What to do when all your friends are having babies

It’s been a minute since my last Ask Lauren post, and today I’m excited to tackle yet another reader-inspired question. This installment is one of my favorite ways to connect with my readers. What I love most about the questions that you guys submit has to be the range of topics that are on your mind. From friendship to heartbreak and everything in between, I consider it a good thing that my readers wear their hearts (and their questions) on their sleeves.

With motherhood making up this month’s LaurenConrad.com theme, there’s a branch off of the topic that has yet to be touched on. Many of you don’t have tiny people. I have always included content on this site that was related to my life events and what my personal interests were at that time. When I got engaged we created a ton of content around weddings and etiquette because, at the time, planning had taken over my life. And now that I’m pregnant we have been sharing a lot about prepping for a baby because it’s what I’ve been spending time researching. That said, if these post don’t apply to you don’t worry. Babies haven’t taken over LaurenConrad.com! We will always be about our favorite trends, recipes, exercises and whatever we are loving at the moment. I’ve been keeping track of your comments and suggestions, and one in particular has been reoccurring during my routine sweeps of social media. Here’s what one LC.com reader had to say:

Hi Lauren! I always love the content that you and your team put together on the blog, but with May centering around motherhood, what about those of us that don’t have children? All of my friends are having babies and that just isn’t in the cards for me right now. Do you have any advice on how to handle this? Thanks!

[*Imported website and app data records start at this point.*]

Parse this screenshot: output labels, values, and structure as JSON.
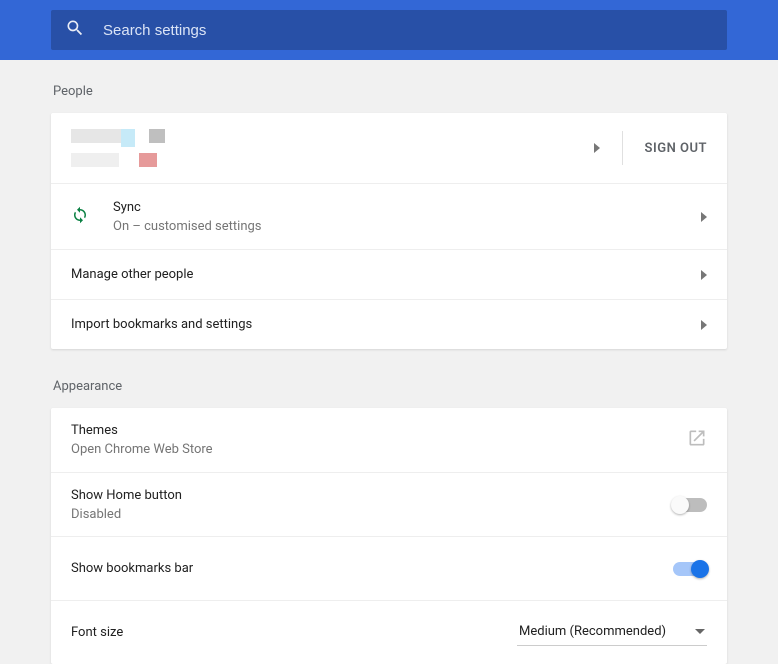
{
  "search": {
    "placeholder": "Search settings"
  },
  "sections": {
    "people": {
      "title": "People",
      "signout": "SIGN OUT",
      "sync": {
        "title": "Sync",
        "subtitle": "On – customised settings"
      },
      "manage": "Manage other people",
      "import": "Import bookmarks and settings"
    },
    "appearance": {
      "title": "Appearance",
      "themes": {
        "title": "Themes",
        "subtitle": "Open Chrome Web Store"
      },
      "home": {
        "title": "Show Home button",
        "subtitle": "Disabled"
      },
      "bookmarks": "Show bookmarks bar",
      "fontsize": {
        "label": "Font size",
        "value": "Medium (Recommended)"
      }
    }
  }
}
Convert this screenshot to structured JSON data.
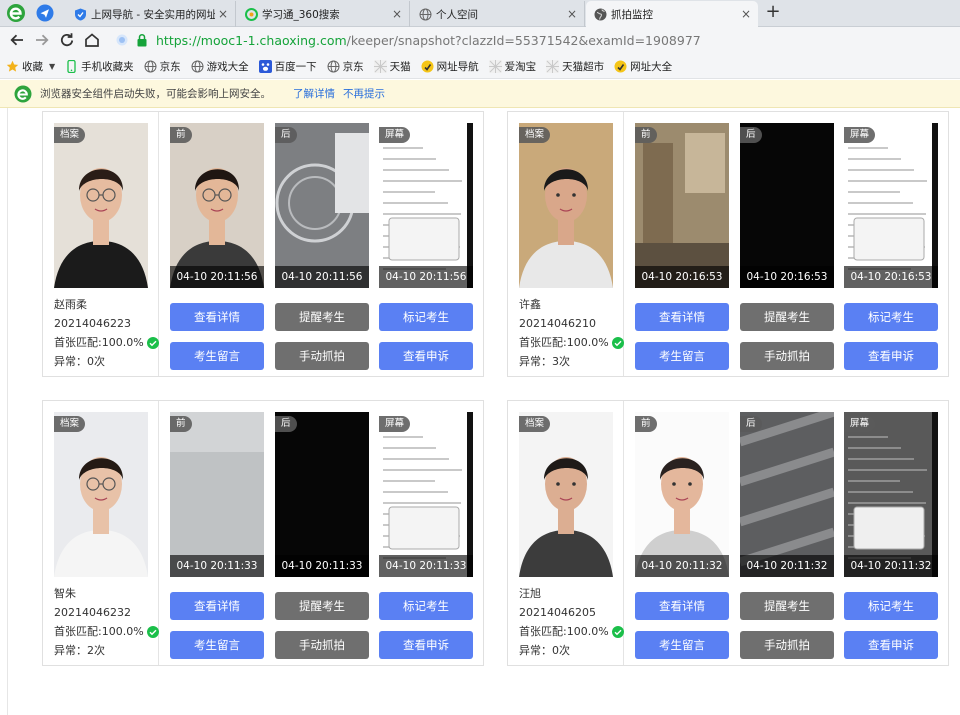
{
  "tabs": [
    {
      "title": "上网导航 - 安全实用的网址导",
      "icon": "shield-favicon"
    },
    {
      "title": "学习通_360搜索",
      "icon": "search-favicon"
    },
    {
      "title": "个人空间",
      "icon": "globe-favicon"
    },
    {
      "title": "抓拍监控",
      "icon": "globe-favicon",
      "active": true
    }
  ],
  "tab_close": "×",
  "newtab": "+",
  "address": {
    "url_host": "https://mooc1-1.chaoxing.com",
    "url_rest": "/keeper/snapshot?clazzId=55371542&examId=1908977"
  },
  "bookmarks": [
    {
      "label": "收藏",
      "icon": "star-icon"
    },
    {
      "label": "手机收藏夹",
      "icon": "phone-icon"
    },
    {
      "label": "京东",
      "icon": "globe-icon"
    },
    {
      "label": "游戏大全",
      "icon": "globe-icon"
    },
    {
      "label": "百度一下",
      "icon": "paw-icon"
    },
    {
      "label": "京东",
      "icon": "globe-icon"
    },
    {
      "label": "天猫",
      "icon": "cat-icon"
    },
    {
      "label": "网址导航",
      "icon": "nav-icon"
    },
    {
      "label": "爱淘宝",
      "icon": "cat-icon"
    },
    {
      "label": "天猫超市",
      "icon": "cat-icon"
    },
    {
      "label": "网址大全",
      "icon": "nav-icon"
    }
  ],
  "infobar": {
    "message": "浏览器安全组件启动失败，可能会影响上网安全。",
    "link1": "了解详情",
    "link2": "不再提示"
  },
  "labels": {
    "profile": "档案",
    "front": "前",
    "back": "后",
    "screen": "屏幕",
    "match_prefix": "首张匹配:",
    "abnormal_prefix": "异常：",
    "btn_details": "查看详情",
    "btn_remind": "提醒考生",
    "btn_mark": "标记考生",
    "btn_message": "考生留言",
    "btn_capture": "手动抓拍",
    "btn_appeal": "查看申诉"
  },
  "colors": {
    "primary_button": "#5a80f3",
    "secondary_button": "#6f6f6f",
    "url_green": "#15a33a",
    "check_green": "#1bbf4a"
  },
  "students": [
    {
      "name": "赵雨柔",
      "id": "20214046223",
      "match": "100.0%",
      "abnormal": "0次",
      "times": [
        "04-10 20:11:56",
        "04-10 20:11:56",
        "04-10 20:11:56"
      ]
    },
    {
      "name": "许鑫",
      "id": "20214046210",
      "match": "100.0%",
      "abnormal": "3次",
      "times": [
        "04-10 20:16:53",
        "04-10 20:16:53",
        "04-10 20:16:53"
      ]
    },
    {
      "name": "智朱",
      "id": "20214046232",
      "match": "100.0%",
      "abnormal": "2次",
      "times": [
        "04-10 20:11:33",
        "04-10 20:11:33",
        "04-10 20:11:33"
      ]
    },
    {
      "name": "汪旭",
      "id": "20214046205",
      "match": "100.0%",
      "abnormal": "0次",
      "times": [
        "04-10 20:11:32",
        "04-10 20:11:32",
        "04-10 20:11:32"
      ]
    }
  ]
}
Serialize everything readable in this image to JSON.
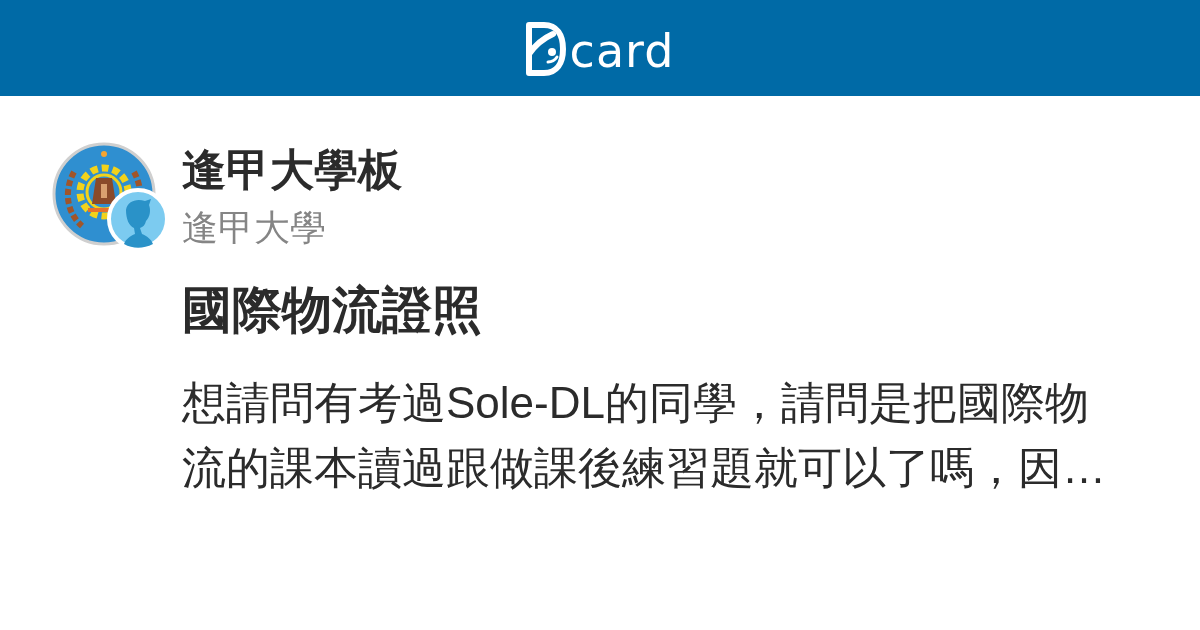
{
  "header": {
    "logo_text": "card"
  },
  "board": {
    "name": "逢甲大學板",
    "school": "逢甲大學"
  },
  "post": {
    "title": "國際物流證照",
    "excerpt": "想請問有考過Sole-DL的同學，請問是把國際物流的課本讀過跟做課後練習題就可以了嗎，因…"
  }
}
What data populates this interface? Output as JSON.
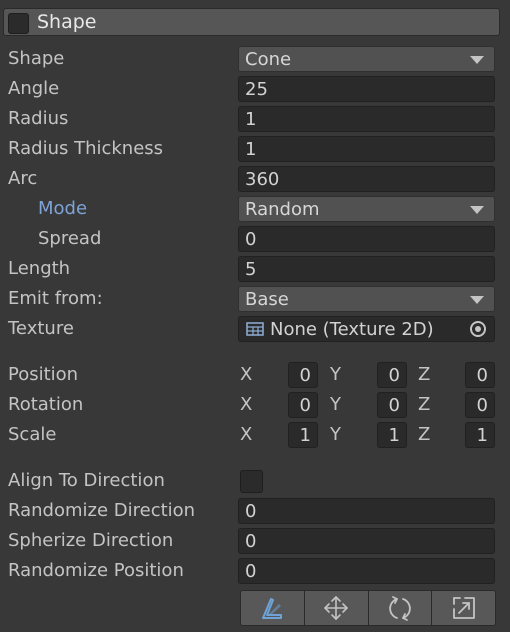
{
  "header": {
    "title": "Shape",
    "enabled": false
  },
  "fields": {
    "shape": {
      "label": "Shape",
      "value": "Cone"
    },
    "angle": {
      "label": "Angle",
      "value": "25"
    },
    "radius": {
      "label": "Radius",
      "value": "1"
    },
    "radius_thickness": {
      "label": "Radius Thickness",
      "value": "1"
    },
    "arc": {
      "label": "Arc",
      "value": "360"
    },
    "mode": {
      "label": "Mode",
      "value": "Random"
    },
    "spread": {
      "label": "Spread",
      "value": "0"
    },
    "length": {
      "label": "Length",
      "value": "5"
    },
    "emit_from": {
      "label": "Emit from:",
      "value": "Base"
    },
    "texture": {
      "label": "Texture",
      "value": "None (Texture 2D)"
    }
  },
  "transform": {
    "position": {
      "label": "Position",
      "x": "0",
      "y": "0",
      "z": "0"
    },
    "rotation": {
      "label": "Rotation",
      "x": "0",
      "y": "0",
      "z": "0"
    },
    "scale": {
      "label": "Scale",
      "x": "1",
      "y": "1",
      "z": "1"
    },
    "axis_labels": {
      "x": "X",
      "y": "Y",
      "z": "Z"
    }
  },
  "options": {
    "align_to_direction": {
      "label": "Align To Direction",
      "checked": false
    },
    "randomize_direction": {
      "label": "Randomize Direction",
      "value": "0"
    },
    "spherize_direction": {
      "label": "Spherize Direction",
      "value": "0"
    },
    "randomize_position": {
      "label": "Randomize Position",
      "value": "0"
    }
  },
  "toolbar": {
    "tools": [
      "edit-shape-icon",
      "move-icon",
      "rotate-icon",
      "scale-icon"
    ]
  },
  "colors": {
    "background": "#383838",
    "mode_label": "#7ea3d7",
    "field": "#2a2a2a",
    "dropdown": "#515151"
  }
}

It can be difficult to navigate uncharted territory, especially if you and your friends are heading down different paths. A handful of my own friends starting having children before me and as soon as I got married, the first question that I was asked was “when are you having children?” Surprisingly, most people don’t automatically think that this is a potentially sensitive topic, but it really holds a lot of weight for a lot of women these days. While everyone has their own personal answer for this topic, I thought that I would share some tips for navigating the question without having to cross your own boundaries.

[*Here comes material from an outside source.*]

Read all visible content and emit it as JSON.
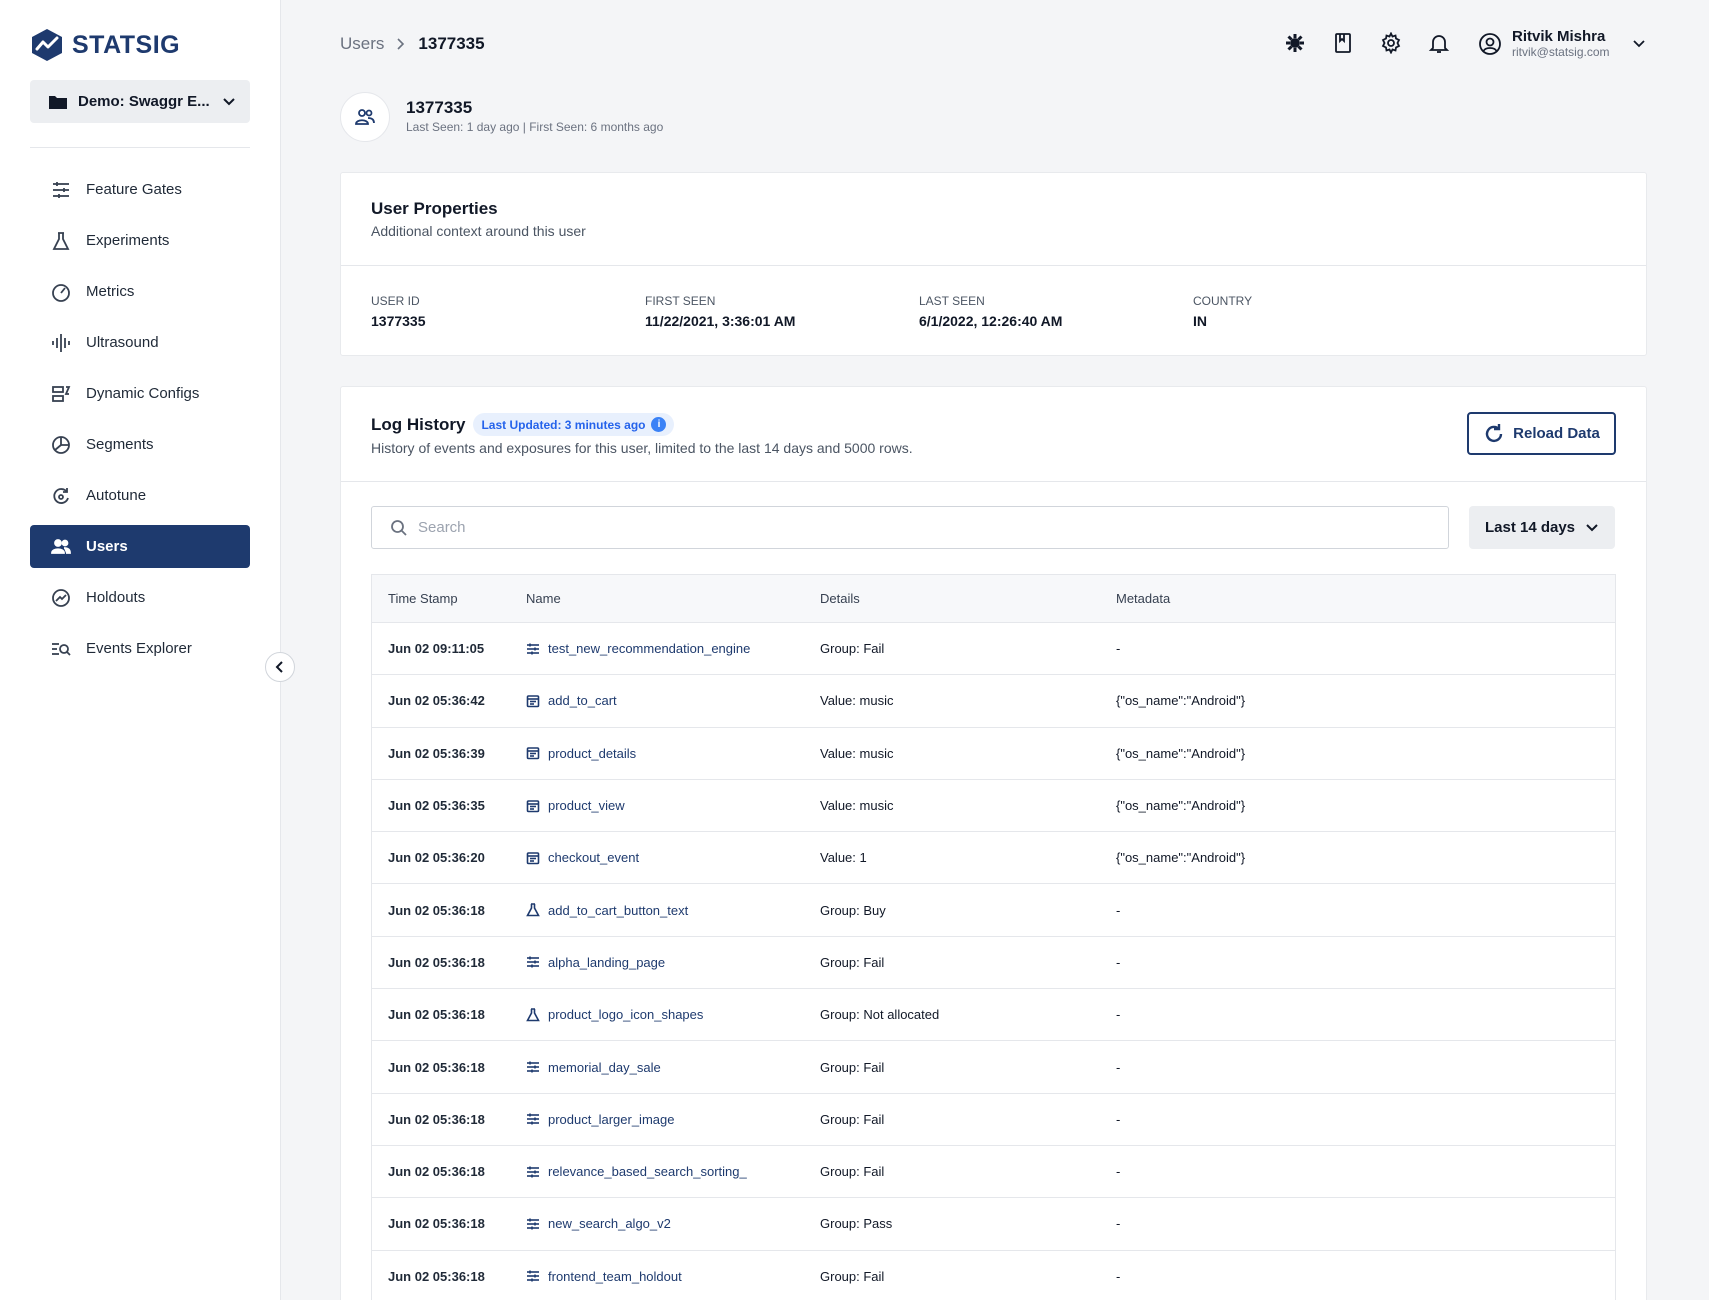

Have your statement ready.

Whether it’s their business or not, people will ask this question. The truth is, that even though it’s a personal question that you might not love being asked, it’s usually being asked because people are excited for you. Something about babies and pregnancy makes people forget that some information should be offered and not asked. I have found that it’s easiest to just have a simple answer ready for when you are asked about children. That way you aren’t blindsided and have to come up with an answer on the spot. If you’re comfortable with sharing your personal reasons why, then by all means go for it. But if you want to take the more private route, answers like “when I’m ready, you’ll be the first to know” or “I’ll tell you when the time is right” work too. My answer was always, “We are just enjoying being married right now.” Because, well, that was the truth.

Everyone has their own plan.

In a world of over-sharing, it’s so easy to get lost in a whirlwind of comparison and anxiety over whether or not you’re doing things the right way. Rest assured knowing that everyone is on their own timeline and that only you can decide what’s best for you. You cannot and should not rush big life decisions like this. And sometimes, it’s not even in your control.

Having a family is a personal decision.

Lastly and most importantly, deciding whether or not to start a family is a very personal decision. As in only you can make the final say. Everyone’s health history, relationship, and life goals are different, and that’s OK. Choosing whether or not to have kids is super personal and only up to you and your partner. Single parenting, adopting, deciding not to have children, waiting to meet the right partner to co-parent with—there’s no correct formula.

Ultimately, everyone’s experience is going to look different from one another’s. There is no right or wrong way to approach this new chapter, but just know that only you can make decisions for you and your body. Thank you for yet another great Ask Lauren question, and I can’t wait to see others that pop up in my inbox!

What would you like to see in my next Ask Lauren installment?

Let me know your thoughts in the comments!

XO Lauren

Photos: Valorie Darling for LaurenConrad.com